Task statement - A single figure is required: the number of lines in the data below that hold the word "down".

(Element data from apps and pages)
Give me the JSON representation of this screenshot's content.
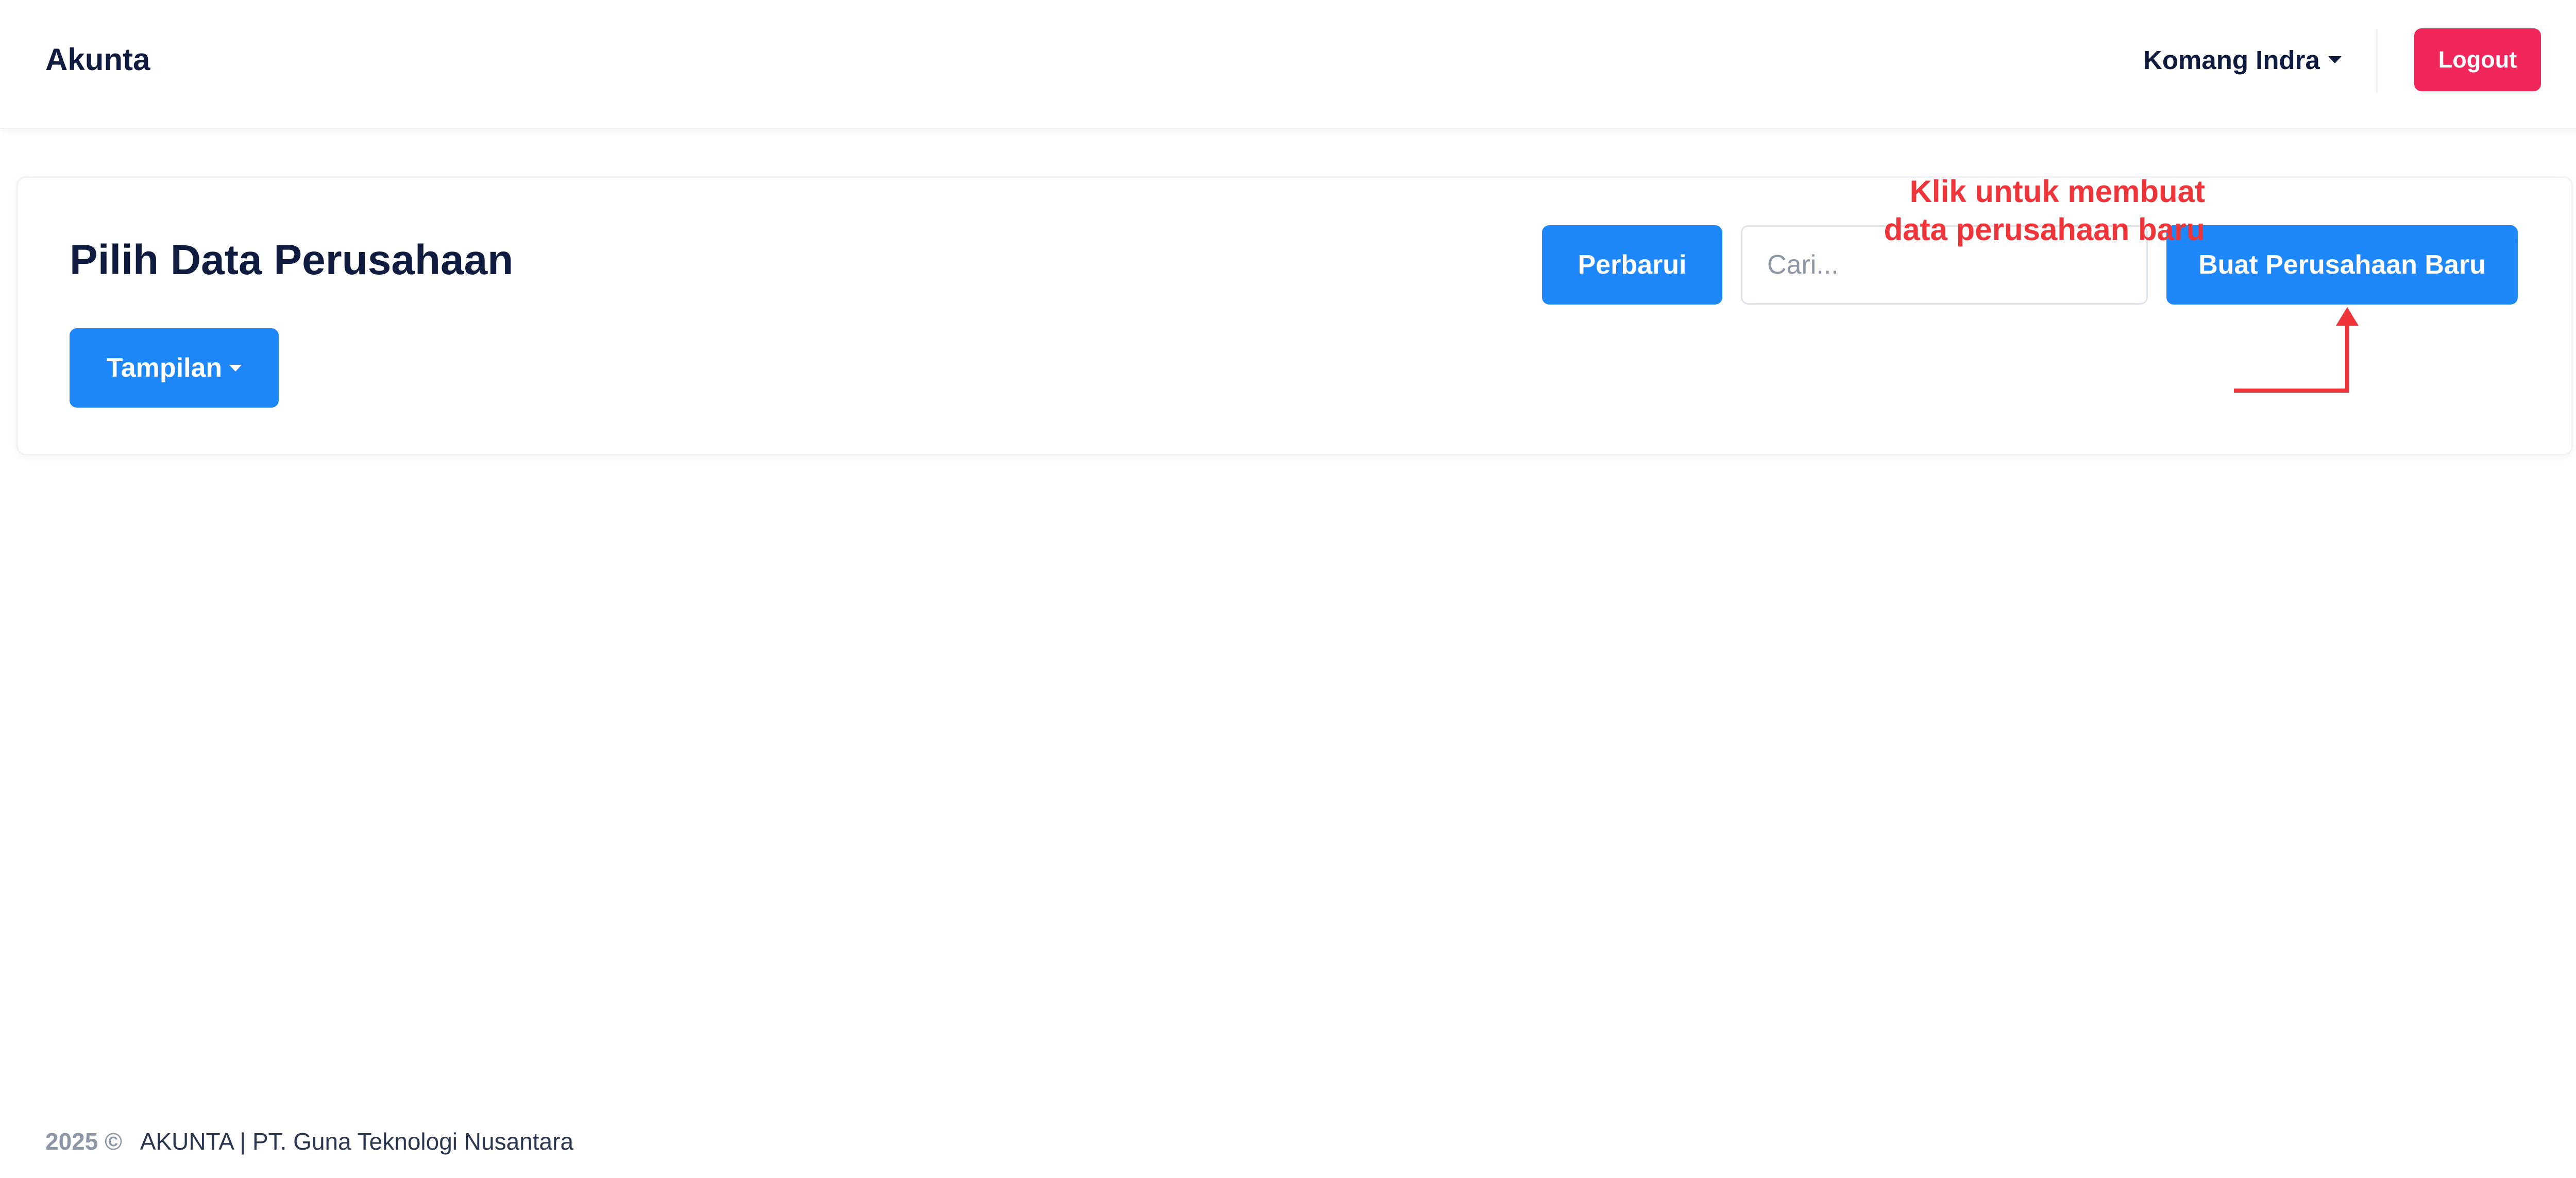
{
  "navbar": {
    "brand": "Akunta",
    "user_name": "Komang Indra",
    "logout_label": "Logout"
  },
  "card": {
    "title": "Pilih Data Perusahaan",
    "refresh_label": "Perbarui",
    "search_placeholder": "Cari...",
    "search_value": "",
    "new_company_label": "Buat Perusahaan Baru",
    "view_label": "Tampilan"
  },
  "annotation": {
    "line1": "Klik untuk membuat",
    "line2": "data perusahaan baru",
    "color": "#f0353a"
  },
  "footer": {
    "year": "2025 ©",
    "text": "AKUNTA | PT. Guna Teknologi Nusantara"
  },
  "colors": {
    "primary": "#1e88fa",
    "danger": "#f1265a",
    "text": "#0f1c3f"
  },
  "icons": {
    "user_caret": "chevron-down-icon",
    "view_caret": "chevron-down-icon",
    "annotation_arrow": "arrow-up-icon"
  }
}
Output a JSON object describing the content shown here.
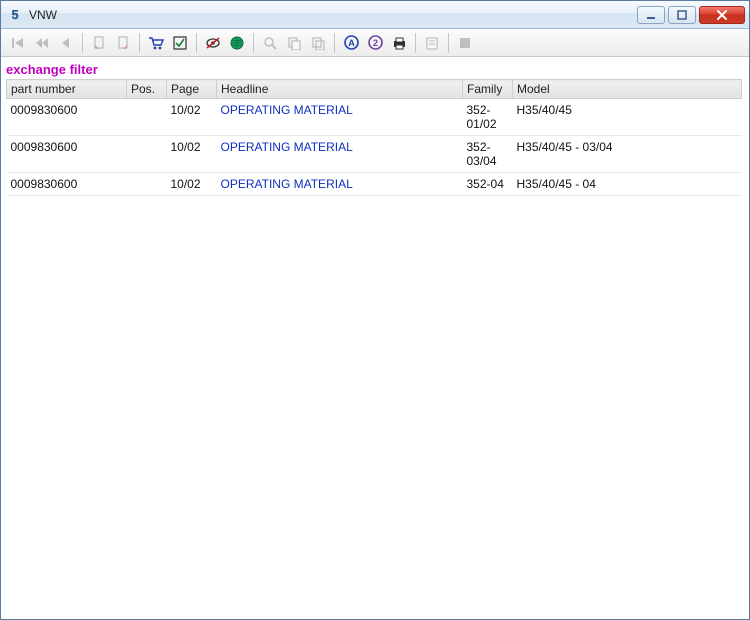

Your response - 2